Record set:
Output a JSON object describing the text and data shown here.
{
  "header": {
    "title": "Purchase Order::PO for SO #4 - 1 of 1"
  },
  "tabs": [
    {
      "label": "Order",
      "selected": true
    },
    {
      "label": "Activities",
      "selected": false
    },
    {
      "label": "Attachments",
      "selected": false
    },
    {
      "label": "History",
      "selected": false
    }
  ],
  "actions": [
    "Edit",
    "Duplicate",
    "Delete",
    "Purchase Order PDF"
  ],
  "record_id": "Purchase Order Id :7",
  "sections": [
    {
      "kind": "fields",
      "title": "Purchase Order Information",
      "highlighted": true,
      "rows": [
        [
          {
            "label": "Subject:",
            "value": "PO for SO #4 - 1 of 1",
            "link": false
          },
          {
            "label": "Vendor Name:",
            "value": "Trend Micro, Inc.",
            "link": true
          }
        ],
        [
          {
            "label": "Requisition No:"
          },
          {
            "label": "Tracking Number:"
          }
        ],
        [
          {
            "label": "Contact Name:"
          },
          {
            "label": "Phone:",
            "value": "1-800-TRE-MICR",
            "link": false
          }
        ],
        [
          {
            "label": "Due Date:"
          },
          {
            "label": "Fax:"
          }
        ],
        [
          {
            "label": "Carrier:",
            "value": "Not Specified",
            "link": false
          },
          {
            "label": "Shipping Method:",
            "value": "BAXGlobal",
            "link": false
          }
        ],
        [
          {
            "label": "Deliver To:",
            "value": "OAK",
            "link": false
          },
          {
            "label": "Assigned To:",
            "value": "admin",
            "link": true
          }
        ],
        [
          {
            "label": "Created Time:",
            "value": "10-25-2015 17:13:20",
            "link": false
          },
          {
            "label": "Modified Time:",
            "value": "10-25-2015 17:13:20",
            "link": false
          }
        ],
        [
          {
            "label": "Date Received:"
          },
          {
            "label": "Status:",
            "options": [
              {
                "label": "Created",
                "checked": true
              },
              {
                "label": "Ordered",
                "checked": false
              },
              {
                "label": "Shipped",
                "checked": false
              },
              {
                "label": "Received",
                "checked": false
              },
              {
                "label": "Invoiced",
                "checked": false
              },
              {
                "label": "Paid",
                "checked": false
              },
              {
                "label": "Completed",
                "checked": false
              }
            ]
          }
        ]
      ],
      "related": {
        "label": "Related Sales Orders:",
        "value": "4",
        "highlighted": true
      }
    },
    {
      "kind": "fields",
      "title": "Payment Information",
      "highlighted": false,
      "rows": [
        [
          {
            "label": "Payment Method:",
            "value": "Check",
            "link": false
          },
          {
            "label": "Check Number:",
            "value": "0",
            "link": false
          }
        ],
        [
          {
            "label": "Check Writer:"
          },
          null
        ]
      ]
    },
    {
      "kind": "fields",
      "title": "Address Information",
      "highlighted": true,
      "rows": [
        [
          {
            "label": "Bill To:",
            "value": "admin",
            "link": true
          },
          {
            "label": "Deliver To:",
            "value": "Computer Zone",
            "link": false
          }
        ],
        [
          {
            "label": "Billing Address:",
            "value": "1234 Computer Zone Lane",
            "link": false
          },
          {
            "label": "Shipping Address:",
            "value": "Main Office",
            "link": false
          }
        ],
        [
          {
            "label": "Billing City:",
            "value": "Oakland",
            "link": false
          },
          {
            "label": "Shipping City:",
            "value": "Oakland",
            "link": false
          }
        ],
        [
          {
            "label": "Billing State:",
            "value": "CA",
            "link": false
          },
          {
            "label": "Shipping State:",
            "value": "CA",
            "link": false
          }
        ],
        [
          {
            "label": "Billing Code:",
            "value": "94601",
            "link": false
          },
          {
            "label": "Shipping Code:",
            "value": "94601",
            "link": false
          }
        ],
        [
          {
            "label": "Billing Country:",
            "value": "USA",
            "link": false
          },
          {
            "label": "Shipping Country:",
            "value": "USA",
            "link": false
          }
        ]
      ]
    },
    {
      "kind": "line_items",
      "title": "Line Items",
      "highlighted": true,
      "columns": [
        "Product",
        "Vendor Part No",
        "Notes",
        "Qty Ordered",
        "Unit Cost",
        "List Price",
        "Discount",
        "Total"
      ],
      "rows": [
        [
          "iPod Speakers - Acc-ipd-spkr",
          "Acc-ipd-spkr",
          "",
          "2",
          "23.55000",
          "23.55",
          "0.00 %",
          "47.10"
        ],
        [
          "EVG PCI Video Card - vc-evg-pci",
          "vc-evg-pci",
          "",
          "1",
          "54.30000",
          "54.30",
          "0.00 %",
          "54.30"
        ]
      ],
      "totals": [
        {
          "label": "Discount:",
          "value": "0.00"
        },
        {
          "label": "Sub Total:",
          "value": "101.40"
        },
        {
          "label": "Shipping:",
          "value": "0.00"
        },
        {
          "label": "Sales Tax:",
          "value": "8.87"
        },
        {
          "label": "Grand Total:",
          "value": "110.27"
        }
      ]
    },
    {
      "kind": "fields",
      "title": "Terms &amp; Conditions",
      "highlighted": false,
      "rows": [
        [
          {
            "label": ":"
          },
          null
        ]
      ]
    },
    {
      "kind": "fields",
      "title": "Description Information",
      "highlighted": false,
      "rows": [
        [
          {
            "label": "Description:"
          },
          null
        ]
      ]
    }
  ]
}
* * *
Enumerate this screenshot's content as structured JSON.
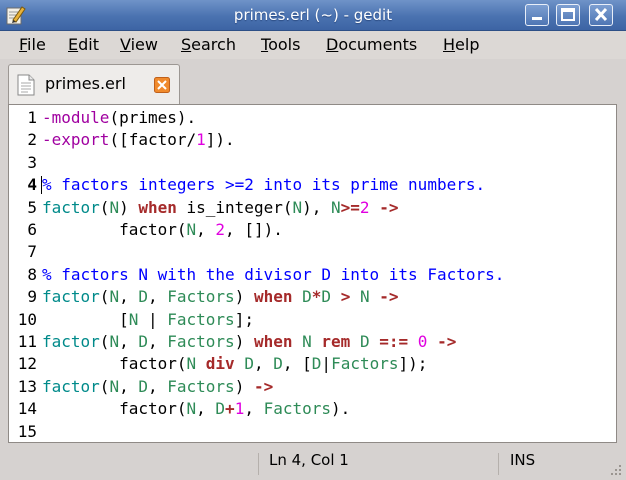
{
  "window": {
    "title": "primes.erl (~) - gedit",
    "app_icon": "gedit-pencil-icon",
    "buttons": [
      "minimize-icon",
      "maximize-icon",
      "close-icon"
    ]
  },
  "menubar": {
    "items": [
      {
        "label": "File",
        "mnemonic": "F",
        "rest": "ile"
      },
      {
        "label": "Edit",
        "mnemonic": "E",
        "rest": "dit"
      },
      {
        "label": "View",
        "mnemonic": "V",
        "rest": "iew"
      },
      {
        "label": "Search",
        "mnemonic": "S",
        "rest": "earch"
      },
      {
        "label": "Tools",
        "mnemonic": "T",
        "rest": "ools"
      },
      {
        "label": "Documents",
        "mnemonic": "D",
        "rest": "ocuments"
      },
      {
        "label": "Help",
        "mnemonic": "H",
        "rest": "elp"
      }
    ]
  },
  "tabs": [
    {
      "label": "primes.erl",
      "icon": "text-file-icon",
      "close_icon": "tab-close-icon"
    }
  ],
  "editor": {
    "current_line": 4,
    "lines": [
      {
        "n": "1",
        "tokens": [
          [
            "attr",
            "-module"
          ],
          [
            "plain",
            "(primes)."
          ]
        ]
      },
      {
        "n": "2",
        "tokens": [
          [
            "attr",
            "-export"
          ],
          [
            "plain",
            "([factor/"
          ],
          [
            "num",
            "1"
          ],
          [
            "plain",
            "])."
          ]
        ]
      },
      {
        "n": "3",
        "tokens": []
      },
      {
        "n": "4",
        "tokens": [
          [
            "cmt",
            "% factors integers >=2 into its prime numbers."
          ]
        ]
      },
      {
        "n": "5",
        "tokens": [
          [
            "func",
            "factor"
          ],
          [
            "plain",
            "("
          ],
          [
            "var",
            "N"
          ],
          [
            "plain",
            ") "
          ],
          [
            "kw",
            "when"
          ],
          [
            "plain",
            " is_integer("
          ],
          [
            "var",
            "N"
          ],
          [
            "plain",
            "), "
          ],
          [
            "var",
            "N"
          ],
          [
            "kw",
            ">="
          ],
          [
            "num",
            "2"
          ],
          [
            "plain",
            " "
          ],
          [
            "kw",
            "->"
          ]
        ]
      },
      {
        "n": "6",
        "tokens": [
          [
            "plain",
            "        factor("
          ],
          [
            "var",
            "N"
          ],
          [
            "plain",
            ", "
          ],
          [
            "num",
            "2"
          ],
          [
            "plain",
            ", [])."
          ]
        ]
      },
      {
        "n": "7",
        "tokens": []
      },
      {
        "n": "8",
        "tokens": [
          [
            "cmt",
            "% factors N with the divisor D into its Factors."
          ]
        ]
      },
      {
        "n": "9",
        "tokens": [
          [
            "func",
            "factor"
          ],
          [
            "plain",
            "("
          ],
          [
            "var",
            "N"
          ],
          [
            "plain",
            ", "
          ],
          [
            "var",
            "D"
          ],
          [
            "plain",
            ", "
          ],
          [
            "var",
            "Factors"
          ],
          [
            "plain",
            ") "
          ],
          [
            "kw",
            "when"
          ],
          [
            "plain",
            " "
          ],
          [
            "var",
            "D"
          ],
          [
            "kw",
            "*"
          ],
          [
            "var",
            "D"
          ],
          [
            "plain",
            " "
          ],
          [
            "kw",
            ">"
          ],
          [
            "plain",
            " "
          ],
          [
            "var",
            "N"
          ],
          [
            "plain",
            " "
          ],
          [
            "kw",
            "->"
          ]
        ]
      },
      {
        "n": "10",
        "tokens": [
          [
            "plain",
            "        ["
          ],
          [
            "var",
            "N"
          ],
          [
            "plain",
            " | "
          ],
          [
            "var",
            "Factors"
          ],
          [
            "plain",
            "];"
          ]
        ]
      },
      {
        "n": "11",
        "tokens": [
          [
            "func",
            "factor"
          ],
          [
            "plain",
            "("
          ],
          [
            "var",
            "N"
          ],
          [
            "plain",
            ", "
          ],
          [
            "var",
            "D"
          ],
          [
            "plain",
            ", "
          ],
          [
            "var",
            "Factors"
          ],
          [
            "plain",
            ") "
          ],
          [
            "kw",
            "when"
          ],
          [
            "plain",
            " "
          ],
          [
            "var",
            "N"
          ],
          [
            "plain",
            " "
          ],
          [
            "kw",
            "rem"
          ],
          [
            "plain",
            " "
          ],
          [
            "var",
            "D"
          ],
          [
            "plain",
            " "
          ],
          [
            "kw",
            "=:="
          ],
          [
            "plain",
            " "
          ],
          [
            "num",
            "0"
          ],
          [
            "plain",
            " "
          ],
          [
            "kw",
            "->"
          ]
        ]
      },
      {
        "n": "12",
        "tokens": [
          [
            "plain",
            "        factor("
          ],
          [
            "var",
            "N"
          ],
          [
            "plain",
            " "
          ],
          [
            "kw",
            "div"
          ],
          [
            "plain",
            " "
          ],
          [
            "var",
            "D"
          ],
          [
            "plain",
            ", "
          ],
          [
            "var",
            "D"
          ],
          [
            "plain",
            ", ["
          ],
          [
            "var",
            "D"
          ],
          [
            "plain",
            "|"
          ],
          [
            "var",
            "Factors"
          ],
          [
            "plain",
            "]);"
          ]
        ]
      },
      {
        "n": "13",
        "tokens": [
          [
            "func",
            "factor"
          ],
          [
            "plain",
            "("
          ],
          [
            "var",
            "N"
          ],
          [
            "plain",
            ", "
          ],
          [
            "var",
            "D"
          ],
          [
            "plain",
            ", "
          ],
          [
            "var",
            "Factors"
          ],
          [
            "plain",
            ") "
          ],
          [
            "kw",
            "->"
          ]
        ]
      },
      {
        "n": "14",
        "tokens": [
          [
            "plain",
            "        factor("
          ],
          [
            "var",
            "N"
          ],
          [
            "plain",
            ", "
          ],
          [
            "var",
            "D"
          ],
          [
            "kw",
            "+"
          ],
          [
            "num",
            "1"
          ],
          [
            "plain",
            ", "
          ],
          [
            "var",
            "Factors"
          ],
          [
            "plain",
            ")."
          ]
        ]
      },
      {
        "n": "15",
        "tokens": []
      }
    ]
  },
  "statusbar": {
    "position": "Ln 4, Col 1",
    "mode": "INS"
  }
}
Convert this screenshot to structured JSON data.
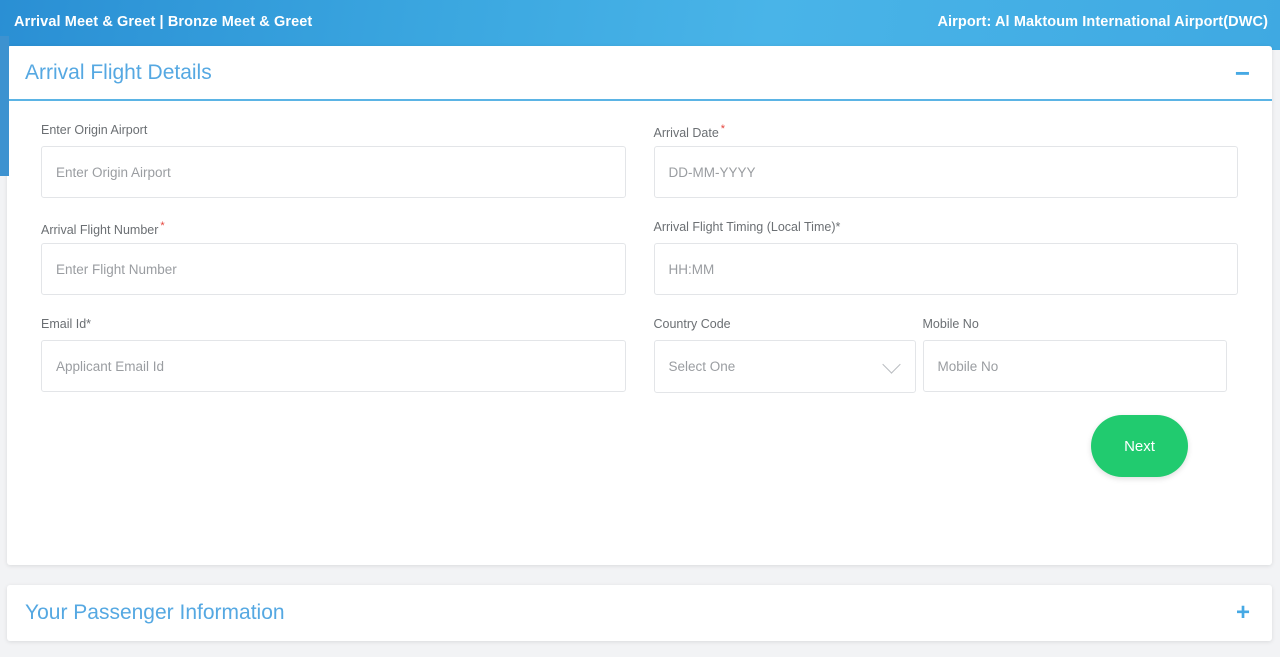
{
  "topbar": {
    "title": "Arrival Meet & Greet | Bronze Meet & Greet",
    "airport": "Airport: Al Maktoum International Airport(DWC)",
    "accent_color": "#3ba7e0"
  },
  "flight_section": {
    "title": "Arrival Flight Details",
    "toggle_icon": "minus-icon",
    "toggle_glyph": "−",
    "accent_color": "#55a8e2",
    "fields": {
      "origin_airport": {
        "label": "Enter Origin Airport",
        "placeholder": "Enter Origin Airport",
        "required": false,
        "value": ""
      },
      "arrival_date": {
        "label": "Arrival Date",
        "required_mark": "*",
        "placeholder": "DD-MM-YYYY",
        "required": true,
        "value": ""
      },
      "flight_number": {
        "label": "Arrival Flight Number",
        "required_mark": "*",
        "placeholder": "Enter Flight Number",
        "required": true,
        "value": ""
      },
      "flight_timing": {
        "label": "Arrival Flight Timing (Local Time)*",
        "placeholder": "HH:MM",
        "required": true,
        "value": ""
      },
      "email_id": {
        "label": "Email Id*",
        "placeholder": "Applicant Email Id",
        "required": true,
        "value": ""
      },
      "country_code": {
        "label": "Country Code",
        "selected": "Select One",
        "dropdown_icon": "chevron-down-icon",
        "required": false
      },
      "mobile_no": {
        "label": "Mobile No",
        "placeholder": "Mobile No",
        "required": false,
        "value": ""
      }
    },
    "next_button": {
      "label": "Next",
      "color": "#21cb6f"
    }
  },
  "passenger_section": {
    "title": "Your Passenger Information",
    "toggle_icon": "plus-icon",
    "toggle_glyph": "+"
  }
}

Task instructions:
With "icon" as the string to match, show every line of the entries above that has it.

Written answer:
    "app_icon": "gedit-pencil-icon",
      "minimize-icon",
      "maximize-icon",
      "close-icon"
      "icon": "text-file-icon",
      "close_icon": "tab-close-icon"
    "toggle_icon": "minus-icon",
        "dropdown_icon": "chevron-down-icon",
    "toggle_icon": "plus-icon",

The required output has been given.